It rises in west central Colorado, in eastern Gunnison County, formed by the confluence of Taylor and East rivers. Just past the town of Gunnison, the river begins to swell into the expanse of Blue Mesa Reservoir, a 36-mile (58 km) long reservoir formed by Blue Mesa Dam, where it receives the Lake Fork of the Gunnison. Just downstream it is dammed again to form Morrow Point Reservoir, then just downstream of that dammed for the final time to form Crystal Reservoir. The reservoirs produce hydroelectric power and supply water for the surrounding areas for both municipal and irrigation use. The reservoirs are the upper part of the Black Canyon of the Gunnison, one of the longest, narrowest, and deepest gorges in the world. Below Crystal Dam it begins to roar through massive cataracts and flows through the deepest part of the gorge. At the outlet of the canyon it receives the North Fork River, then downstream near Delta is joined by the Uncompahgre River. It then winds through desert canyonlands until it empties into the Colorado near Grand Junction, carrying almost as much water as the former.
The Gunnison River ranges in width from 100 to 1000 feet (30 to 300 m) and 3 to 50 feet (1 to 15 m) in depth. The river's powerful current and many rapids make upstream travel nearly impossible. It is navigable for small craft throughout its course and by larger boats below the Black Canyon. Parts of the Black Canyon are unnavigable to any sorts of craft because of giant cataracts.
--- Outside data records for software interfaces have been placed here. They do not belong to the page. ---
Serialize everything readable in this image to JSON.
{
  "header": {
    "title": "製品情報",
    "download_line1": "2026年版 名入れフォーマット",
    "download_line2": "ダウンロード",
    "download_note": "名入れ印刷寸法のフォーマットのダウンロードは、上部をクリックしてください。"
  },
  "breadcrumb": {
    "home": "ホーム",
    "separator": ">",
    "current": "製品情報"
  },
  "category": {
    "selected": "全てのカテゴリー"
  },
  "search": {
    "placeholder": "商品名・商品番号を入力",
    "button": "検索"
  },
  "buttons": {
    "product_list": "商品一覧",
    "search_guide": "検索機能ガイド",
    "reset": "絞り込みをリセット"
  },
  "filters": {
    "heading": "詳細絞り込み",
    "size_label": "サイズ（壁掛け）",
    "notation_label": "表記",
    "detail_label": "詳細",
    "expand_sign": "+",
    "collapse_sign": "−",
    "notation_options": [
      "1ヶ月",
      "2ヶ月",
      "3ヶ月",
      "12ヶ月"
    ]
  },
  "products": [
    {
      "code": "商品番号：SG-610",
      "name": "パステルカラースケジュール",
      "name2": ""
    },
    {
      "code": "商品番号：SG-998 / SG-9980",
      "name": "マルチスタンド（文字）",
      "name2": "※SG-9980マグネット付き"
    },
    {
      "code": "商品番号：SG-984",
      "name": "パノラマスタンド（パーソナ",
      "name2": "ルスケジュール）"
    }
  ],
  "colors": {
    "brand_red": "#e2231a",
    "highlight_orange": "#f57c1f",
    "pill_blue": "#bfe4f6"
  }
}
Navigation through the entire canyon is dangerous and for experienced boaters only.